When Drop & Hook provides social media marketing services for trucking companies, we generally start with an initial strategy phase where we gather stakeholder feedback, conduct competitive research, and audit current performance, then build a strategy from the data and insights we've gathered. Getting buy-in on that strategy then let's us know which creative ideas to say yes to, and which tactics to select as we move forward.
4. Take Strategic Risks, But Be Prepared for Big Moments
Major Super Bowl advertisers expect significant payoffs for their multi-million dollar ads, but many make bold bets that could also backfire. Chrysler’s Eminem ad spotlighted a grittier, provocative vision of Detroit. 84 Lumber’s 2017 ad depicted a Mexican mother and daughter migration, wading into hot-button political issues. While calculated branding risks don’t always pan out, memorable marketing moments often require bravery, vision, and a willingness to spark controversy. During Super Bowl LVI in 2022, Coinbase famously garnered more than 20 million hits on its landing page in one minute with a bouncing QR code. The ad skyrocketed attention for the brand (and BitCoin in general!) but the tactic wasn't without controversy.
Ultimately risks can be worth it when you want to make a big splash, but no matter the size of your campaign, it's important for marketers to be prepared for significant events. This involves stress-testing your technical setup to ensure your systems can handle the increased load and planning ahead to collect accurate analytics from your activities. How many marketers have been asked to report on social media hashtag usage after an event, only to realize they didn't have the necessary tools in place to capture the data? Or here's another example logistics marketers might find familiar: have you ever attended a conference or expo only to realize after the fact that you have no way to value whether the investment was successful? It's crucial to prepare your attendees to capture lead data and have a plan for integrating it seamlessly into your CRM and marketing workflows afterward.
5. Don't Dunk In The Dark
Do you remember Oreo's famous “Dunk in The Dark” tweet posted during the 2013 Super Bowl?
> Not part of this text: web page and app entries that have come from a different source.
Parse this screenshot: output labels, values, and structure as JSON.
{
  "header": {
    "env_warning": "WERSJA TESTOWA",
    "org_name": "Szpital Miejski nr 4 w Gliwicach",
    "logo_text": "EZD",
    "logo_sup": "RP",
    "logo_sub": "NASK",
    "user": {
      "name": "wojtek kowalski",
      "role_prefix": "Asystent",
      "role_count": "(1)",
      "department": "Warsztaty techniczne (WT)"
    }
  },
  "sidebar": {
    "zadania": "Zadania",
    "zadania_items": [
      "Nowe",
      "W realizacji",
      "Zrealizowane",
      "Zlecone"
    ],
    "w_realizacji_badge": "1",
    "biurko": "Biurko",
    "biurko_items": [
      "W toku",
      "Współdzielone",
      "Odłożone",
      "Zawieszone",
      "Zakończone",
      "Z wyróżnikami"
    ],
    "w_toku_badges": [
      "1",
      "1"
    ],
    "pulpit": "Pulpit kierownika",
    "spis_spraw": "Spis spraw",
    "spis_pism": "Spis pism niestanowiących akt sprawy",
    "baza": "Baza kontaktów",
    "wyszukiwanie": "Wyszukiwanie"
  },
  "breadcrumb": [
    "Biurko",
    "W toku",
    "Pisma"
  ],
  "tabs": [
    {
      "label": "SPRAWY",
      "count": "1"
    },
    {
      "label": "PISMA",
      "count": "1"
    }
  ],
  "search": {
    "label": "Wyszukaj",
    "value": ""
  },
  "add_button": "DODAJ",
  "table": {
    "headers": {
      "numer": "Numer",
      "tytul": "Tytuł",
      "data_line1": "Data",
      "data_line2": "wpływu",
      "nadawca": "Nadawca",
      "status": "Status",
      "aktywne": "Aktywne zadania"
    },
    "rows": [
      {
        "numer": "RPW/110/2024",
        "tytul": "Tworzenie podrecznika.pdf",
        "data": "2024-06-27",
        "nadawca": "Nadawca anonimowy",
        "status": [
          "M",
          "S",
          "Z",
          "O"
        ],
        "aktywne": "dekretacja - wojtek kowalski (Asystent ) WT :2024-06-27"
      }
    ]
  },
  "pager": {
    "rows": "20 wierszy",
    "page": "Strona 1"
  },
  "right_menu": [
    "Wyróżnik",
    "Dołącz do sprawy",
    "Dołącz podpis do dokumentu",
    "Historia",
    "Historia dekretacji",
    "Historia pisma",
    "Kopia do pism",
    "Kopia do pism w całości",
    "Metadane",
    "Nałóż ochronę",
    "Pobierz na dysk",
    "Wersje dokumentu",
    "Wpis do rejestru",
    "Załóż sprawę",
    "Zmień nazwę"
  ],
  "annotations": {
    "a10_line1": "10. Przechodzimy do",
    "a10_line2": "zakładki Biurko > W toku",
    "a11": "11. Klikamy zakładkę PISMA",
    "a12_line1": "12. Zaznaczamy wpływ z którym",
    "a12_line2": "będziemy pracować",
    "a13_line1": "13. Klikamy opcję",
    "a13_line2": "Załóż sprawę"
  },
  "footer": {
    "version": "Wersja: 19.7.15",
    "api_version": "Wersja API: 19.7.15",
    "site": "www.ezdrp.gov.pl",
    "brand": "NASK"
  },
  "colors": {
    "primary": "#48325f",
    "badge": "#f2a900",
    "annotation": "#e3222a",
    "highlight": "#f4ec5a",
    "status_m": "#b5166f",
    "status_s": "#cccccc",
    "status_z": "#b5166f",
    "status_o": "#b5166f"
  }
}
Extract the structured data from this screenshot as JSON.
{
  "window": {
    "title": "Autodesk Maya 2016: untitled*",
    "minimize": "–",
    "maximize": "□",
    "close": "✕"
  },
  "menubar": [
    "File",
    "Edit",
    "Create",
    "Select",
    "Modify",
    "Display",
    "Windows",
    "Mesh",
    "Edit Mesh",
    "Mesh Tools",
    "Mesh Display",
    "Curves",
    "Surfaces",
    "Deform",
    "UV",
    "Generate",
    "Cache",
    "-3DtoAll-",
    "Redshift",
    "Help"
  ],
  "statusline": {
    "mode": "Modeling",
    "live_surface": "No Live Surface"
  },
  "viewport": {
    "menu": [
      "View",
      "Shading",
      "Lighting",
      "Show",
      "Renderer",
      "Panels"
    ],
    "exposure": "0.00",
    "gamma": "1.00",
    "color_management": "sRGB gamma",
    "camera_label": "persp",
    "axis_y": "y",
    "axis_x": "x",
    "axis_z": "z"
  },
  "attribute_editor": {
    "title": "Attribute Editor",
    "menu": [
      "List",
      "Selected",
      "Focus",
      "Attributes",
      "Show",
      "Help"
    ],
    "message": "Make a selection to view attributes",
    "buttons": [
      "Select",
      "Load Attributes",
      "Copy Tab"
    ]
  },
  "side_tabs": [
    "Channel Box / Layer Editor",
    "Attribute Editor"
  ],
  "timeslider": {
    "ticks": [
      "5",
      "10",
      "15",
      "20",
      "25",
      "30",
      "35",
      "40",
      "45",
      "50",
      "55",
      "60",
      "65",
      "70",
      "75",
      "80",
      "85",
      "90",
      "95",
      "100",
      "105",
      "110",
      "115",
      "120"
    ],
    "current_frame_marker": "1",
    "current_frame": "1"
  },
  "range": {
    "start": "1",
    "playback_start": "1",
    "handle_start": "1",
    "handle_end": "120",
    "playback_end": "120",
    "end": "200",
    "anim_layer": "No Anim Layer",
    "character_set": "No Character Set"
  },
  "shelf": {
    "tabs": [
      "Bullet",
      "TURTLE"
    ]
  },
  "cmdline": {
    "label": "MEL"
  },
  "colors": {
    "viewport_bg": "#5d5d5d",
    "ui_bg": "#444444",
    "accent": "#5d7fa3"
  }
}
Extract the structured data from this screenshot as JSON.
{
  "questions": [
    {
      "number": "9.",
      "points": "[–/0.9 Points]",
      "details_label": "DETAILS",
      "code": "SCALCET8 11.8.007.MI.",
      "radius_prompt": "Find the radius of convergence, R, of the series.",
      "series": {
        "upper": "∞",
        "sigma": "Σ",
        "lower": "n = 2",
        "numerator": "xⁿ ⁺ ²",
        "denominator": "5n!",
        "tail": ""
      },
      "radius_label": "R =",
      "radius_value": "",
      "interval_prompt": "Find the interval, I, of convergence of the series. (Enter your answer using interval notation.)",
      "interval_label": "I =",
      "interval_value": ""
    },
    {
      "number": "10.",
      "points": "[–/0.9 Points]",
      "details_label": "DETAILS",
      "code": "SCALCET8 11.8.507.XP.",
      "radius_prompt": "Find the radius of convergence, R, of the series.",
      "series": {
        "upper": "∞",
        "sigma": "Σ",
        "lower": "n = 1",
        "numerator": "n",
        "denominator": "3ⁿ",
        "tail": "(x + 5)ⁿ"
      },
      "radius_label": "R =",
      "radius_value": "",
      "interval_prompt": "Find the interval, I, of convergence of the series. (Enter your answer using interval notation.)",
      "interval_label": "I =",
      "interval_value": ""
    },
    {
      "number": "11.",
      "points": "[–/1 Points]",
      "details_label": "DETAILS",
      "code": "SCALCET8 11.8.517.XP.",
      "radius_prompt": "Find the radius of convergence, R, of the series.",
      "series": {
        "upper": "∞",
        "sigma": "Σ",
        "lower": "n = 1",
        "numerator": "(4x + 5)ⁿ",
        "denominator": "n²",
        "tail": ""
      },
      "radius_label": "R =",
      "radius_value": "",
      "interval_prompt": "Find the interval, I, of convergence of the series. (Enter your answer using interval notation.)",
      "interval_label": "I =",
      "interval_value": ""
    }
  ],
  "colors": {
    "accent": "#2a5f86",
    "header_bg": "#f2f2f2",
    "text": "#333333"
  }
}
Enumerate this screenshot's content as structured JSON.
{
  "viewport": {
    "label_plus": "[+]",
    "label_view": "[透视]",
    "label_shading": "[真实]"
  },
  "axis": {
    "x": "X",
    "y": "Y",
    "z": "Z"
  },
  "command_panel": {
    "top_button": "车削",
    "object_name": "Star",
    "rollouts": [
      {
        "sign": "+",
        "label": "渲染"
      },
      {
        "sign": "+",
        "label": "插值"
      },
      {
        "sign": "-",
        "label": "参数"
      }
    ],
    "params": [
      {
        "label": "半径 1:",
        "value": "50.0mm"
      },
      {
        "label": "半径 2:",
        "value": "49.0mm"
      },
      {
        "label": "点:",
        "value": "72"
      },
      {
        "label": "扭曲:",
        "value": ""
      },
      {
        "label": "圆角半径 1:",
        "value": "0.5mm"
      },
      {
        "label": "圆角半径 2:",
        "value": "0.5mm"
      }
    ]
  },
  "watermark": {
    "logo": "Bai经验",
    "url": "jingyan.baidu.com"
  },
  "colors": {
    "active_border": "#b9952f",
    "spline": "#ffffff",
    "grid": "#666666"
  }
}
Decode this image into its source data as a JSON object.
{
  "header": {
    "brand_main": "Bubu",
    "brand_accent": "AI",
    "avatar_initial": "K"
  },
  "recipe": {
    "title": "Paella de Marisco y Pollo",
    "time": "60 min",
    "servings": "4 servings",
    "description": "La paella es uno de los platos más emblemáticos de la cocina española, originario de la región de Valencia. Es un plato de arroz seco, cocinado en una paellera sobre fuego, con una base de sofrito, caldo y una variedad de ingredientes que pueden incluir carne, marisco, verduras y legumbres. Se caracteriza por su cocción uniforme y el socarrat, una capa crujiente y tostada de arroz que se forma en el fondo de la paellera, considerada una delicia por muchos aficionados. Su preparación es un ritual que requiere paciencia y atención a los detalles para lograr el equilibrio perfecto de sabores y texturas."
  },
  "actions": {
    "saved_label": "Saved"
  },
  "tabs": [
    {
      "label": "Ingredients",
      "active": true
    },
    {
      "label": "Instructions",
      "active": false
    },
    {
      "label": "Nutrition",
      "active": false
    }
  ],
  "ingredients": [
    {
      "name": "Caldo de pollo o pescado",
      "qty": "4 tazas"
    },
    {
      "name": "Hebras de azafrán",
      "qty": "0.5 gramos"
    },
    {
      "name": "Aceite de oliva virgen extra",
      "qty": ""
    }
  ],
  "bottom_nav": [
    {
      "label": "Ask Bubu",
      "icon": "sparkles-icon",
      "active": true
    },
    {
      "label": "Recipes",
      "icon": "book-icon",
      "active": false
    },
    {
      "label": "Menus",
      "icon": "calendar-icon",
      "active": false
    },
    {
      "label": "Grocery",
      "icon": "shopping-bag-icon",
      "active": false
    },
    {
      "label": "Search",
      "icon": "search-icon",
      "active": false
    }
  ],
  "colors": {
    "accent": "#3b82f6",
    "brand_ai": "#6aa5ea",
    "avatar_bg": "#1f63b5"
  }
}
What looked to consumers like an off-the-cuff comment was actually the effort of a sophisticated social media "command center" where brand representatives and staff from multiple ad agencies collaborated on real-time responses.
While most transportation and logistics marketing teams may not require such an extravagant setup, it is still crucial to have a well-defined strategy and open lines of communication. These tools are essential for creating compelling on-the-fly content when those "viral" moments arise. It is important to establish your required review and approvals process in advance, and gain executive buy-in on your overall strategy and direction early on. Perhaps most importantly you have to be prepared to show up and have a presence in the spaces where your audience is most active and during the events or times when they will be available to engage. Pre-planning and a clear direction will allow you to keep your content moving at the speed of social during those significant events or campaigns.
Ultimately, the Super Bowl provides an unparalleled platform for brands to think big and take their creativity to new heights, but no one needs don't need a "Big Game" budget to be great. By blending emotion and storytelling with innovation and strategic risk-taking, marketers can aim for their own Super Bowl-worthy campaigns capable of cutting through the noise. The bolder and more inventive your content feels, the better its chances at owning the cultural conversation.